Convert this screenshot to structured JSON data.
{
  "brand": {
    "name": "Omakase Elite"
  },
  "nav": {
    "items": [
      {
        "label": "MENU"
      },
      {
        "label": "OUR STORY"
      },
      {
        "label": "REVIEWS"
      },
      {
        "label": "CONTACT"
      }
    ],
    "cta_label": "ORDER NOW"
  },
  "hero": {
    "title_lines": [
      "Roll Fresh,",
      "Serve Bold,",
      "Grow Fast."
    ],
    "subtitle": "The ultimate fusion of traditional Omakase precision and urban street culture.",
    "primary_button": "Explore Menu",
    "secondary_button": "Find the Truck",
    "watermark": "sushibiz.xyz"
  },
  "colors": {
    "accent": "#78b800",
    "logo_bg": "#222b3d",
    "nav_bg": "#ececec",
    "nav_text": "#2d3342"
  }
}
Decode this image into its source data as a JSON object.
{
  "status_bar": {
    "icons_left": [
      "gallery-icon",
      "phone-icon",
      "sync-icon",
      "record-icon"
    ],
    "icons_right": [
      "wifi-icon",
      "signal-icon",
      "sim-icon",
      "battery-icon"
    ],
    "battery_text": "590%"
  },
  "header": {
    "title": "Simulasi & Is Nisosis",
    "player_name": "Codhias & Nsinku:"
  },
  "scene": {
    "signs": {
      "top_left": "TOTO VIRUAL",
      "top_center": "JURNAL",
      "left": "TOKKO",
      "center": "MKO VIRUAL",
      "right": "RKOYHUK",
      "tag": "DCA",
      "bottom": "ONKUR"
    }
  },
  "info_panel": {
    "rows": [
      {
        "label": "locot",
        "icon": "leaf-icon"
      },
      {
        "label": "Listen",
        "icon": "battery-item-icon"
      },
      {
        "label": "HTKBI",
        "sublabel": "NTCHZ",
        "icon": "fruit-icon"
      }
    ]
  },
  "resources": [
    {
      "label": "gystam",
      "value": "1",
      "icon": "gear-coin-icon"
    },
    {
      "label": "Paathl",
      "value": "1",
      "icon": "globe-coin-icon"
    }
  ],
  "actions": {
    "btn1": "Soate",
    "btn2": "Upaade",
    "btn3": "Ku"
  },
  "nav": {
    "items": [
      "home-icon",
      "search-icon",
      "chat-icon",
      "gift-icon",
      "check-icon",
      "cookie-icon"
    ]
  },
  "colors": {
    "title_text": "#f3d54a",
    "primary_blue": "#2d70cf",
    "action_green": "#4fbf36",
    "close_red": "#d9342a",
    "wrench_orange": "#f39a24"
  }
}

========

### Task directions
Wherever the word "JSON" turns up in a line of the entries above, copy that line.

### Response to this task
Convert this screenshot to structured JSON data.
Decode this image into its source data as a JSON object.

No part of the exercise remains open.